What is expected: Set the data down again, exactly as it appears below.

Web page and app entries
--*--
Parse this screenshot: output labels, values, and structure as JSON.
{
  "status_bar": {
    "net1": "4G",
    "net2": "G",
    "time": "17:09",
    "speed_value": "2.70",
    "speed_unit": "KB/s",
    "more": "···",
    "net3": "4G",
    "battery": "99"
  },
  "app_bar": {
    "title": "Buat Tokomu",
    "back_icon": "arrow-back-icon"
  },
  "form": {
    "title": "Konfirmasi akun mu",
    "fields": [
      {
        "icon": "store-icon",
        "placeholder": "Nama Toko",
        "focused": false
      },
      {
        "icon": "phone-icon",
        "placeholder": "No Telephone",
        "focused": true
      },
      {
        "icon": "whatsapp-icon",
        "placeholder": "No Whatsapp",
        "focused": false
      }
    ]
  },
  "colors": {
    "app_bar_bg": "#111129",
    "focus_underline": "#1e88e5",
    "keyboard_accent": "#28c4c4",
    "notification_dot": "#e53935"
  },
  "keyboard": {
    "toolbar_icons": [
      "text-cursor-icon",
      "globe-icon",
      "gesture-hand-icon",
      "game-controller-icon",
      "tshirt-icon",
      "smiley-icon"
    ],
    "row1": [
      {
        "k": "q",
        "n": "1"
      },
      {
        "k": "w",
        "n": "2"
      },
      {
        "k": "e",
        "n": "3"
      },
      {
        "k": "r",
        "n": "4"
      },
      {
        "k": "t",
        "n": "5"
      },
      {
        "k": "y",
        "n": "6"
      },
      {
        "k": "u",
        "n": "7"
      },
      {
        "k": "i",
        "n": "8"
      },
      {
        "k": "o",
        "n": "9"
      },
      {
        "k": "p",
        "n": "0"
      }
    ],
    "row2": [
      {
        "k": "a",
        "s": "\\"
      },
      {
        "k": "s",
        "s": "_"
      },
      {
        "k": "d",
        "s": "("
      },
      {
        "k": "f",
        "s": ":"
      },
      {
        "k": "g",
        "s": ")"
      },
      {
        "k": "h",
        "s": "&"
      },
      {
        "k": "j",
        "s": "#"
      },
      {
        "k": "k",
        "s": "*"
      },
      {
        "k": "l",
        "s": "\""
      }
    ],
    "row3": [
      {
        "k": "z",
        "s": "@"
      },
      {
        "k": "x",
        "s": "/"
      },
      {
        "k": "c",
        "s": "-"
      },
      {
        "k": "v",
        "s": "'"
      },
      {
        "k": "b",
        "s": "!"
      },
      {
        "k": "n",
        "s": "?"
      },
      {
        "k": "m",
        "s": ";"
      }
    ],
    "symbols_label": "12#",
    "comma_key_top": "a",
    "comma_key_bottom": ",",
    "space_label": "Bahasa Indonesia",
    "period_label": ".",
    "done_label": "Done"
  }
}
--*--
Output for this task:
Parse this screenshot: output labels, values, and structure as JSON.
{
  "status_bar": {
    "net1": "4G",
    "net2": "G",
    "time": "17:09",
    "speed_value": "2.70",
    "speed_unit": "KB/s",
    "more": "···",
    "net3": "4G",
    "battery": "99"
  },
  "app_bar": {
    "title": "Buat Tokomu",
    "back_icon": "arrow-back-icon"
  },
  "form": {
    "title": "Konfirmasi akun mu",
    "fields": [
      {
        "icon": "store-icon",
        "placeholder": "Nama Toko",
        "focused": false
      },
      {
        "icon": "phone-icon",
        "placeholder": "No Telephone",
        "focused": true
      },
      {
        "icon": "whatsapp-icon",
        "placeholder": "No Whatsapp",
        "focused": false
      }
    ]
  },
  "colors": {
    "app_bar_bg": "#111129",
    "focus_underline": "#1e88e5",
    "keyboard_accent": "#28c4c4",
    "notification_dot": "#e53935"
  },
  "keyboard": {
    "toolbar_icons": [
      "text-cursor-icon",
      "globe-icon",
      "gesture-hand-icon",
      "game-controller-icon",
      "tshirt-icon",
      "smiley-icon"
    ],
    "row1": [
      {
        "k": "q",
        "n": "1"
      },
      {
        "k": "w",
        "n": "2"
      },
      {
        "k": "e",
        "n": "3"
      },
      {
        "k": "r",
        "n": "4"
      },
      {
        "k": "t",
        "n": "5"
      },
      {
        "k": "y",
        "n": "6"
      },
      {
        "k": "u",
        "n": "7"
      },
      {
        "k": "i",
        "n": "8"
      },
      {
        "k": "o",
        "n": "9"
      },
      {
        "k": "p",
        "n": "0"
      }
    ],
    "row2": [
      {
        "k": "a",
        "s": "\\"
      },
      {
        "k": "s",
        "s": "_"
      },
      {
        "k": "d",
        "s": "("
      },
      {
        "k": "f",
        "s": ":"
      },
      {
        "k": "g",
        "s": ")"
      },
      {
        "k": "h",
        "s": "&"
      },
      {
        "k": "j",
        "s": "#"
      },
      {
        "k": "k",
        "s": "*"
      },
      {
        "k": "l",
        "s": "\""
      }
    ],
    "row3": [
      {
        "k": "z",
        "s": "@"
      },
      {
        "k": "x",
        "s": "/"
      },
      {
        "k": "c",
        "s": "-"
      },
      {
        "k": "v",
        "s": "'"
      },
      {
        "k": "b",
        "s": "!"
      },
      {
        "k": "n",
        "s": "?"
      },
      {
        "k": "m",
        "s": ";"
      }
    ],
    "symbols_label": "12#",
    "comma_key_top": "a",
    "comma_key_bottom": ",",
    "space_label": "Bahasa Indonesia",
    "period_label": ".",
    "done_label": "Done"
  }
}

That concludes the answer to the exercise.